I am finding as I grow older, I am saddened by my arrogance and pride as a youth. Yes, confidence is one thing, but ignoring those that have experience in a given forum is foolish, no? For those that don’t know, I have two young daughters who will be a freshman and junior in high school. I am often met with brashness and usually some sort of eye-roll from them whenever I offer some direction. Who am I kidding, it’s usually directives like the trash needs to go out and has yet to be collected. 🙂
I mention that example not because it reminded me of my own youth, but because I often thought my way was far better than everyone else’s. Which, I suppose is ok if it really was better. But, typically it truly doesn’t matter. Did I mention I’m an engineer? There has to be order and precision to the chaos. Doing things twice seems wasteful to me. Maybe though, there is a lesson in the double or even triple effort to accomplish something?Continue reading “Letters to my younger self”
Today is just a short reminder, again, to not use layers to control visibility with Civil 3D objects. I’m doing a project where I was given a file that had contours (same at elevation but most were not), text next to 2 lines in an X arrangement, spot elevations that were pointing to random spots along a curb line, etc. I would have hoped this came from an exploded version of the Civil 3D model, but with other factors like layer naming, I was not hopeful. So I set off to build the surface from scratch.Continue reading “Feature Line Editing”
And now back to our regularly scheduled program… Have you heard of the drone invasion?
For those hiding under a rock because of the election, or other apocalyptic event, drones have come to the forefront of data capture for many types of projects. Surveyors are actively digging into the technology to see how it can help them capture existing conditions quickly and at what quality they can capture.3DR and DJI are two companies that are offering drones to the commercial AEC industry.
For full disclosure, Synergis is now a partner with 3DR to provide the technology to our local customers.
The basic idea is the drone would fly a given area, take several pictures and upload that data to a cloud service to create composite imagery or elevation models. In order to accomplish this, All commercial drones have some sort of GPS recorder to stamp each image with coordinates. For clarity, this position stamp is rough in nature given the process described above and is typically within 5′ of the actual location. This is NOT acceptable to most survey firms for anything other than “napkin” sketched projects.

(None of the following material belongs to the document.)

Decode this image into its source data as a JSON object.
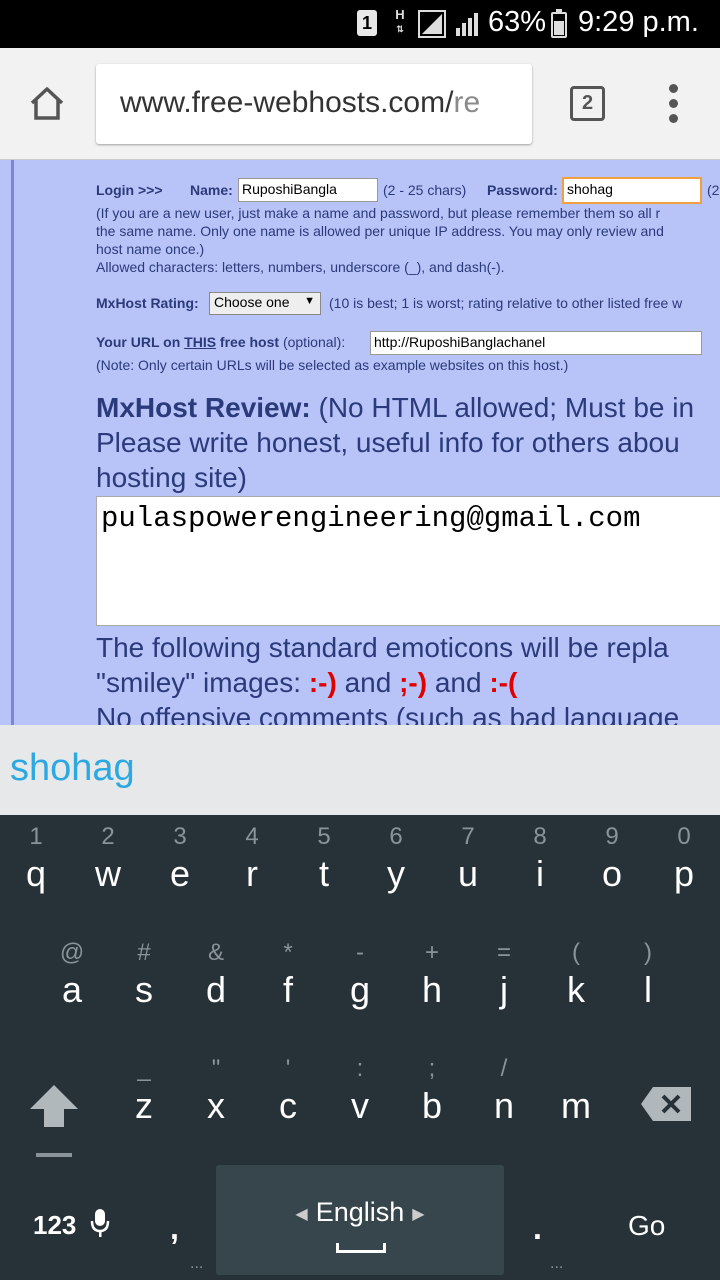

Many services have added the ability to add survey control to the process in order to tighten up the results. There is a best practices method to laying out the control over the capture area. According to 3DR, they can improve the location (x,y) accuracy of their data to within an inch!
In order to accomplish this correction, one bit of information is the need to have an EPSG code to identify the control’s coordinate system.Simply search by state or other information to find the EPSG code. For future reference, here are a few local codes to Pennsylvania and New Jersey.
In case you need to transform your control coordinates, there is a great tool in that same website to re-project your coordinates from one system to another:
Lastly, if you have Recap 360 Pro, there is a setting to specify the coordinate system. In that setting you use a portion of a typical code (PA83 for instance) and get results which also include the EPSG code.
This is a post about conversations I have frequently with Surveyors and their office staff. First and foremost, DO NOT EXPLODE any Civil 3D objects! OK, now that I’ve said that… Civil 3D uses point groups and description keys to control how points are displayed, not layers.
Every surveyor just now threw up their hands and said, well… things I cannot repeat here. Let’s take a breath and find out how we can calm the masses while maintaining the Civil 3D model.
Corridors are quite fun to build, configure and eventually model various surfaces. Everyone has seen the smooth and clean examples.
Sometimes, the corridor object can get out of whack; subassemblies targeting the wrong alignments, daylighting specified to the wrong surface, etc. Maybe you’ve seen this simple error…
Of course intersection can pose their own problems, but what about all of those other corridor examples like bus stops or knuckles or even cul-de-sacs. Recently, I had a chance to help someone with just such an issue. And it looked like this. For some reason, the lane was not respecting the closest target making a hole in the surface.
I teach a fair amount of classes around the functionality of Civil 3D. One common dilemma I hear students discuss is how to handle styles. Yes, you can put them in a template and have the standard set of styles available. But what happens when I need to present an object differently than the company standard? Agent Smith once said “You hear that Mr. Anderson?… That is the sound of inevitability…”
Yes, style change is inevitable. After the break, I’ll give you my solution which does not end in death…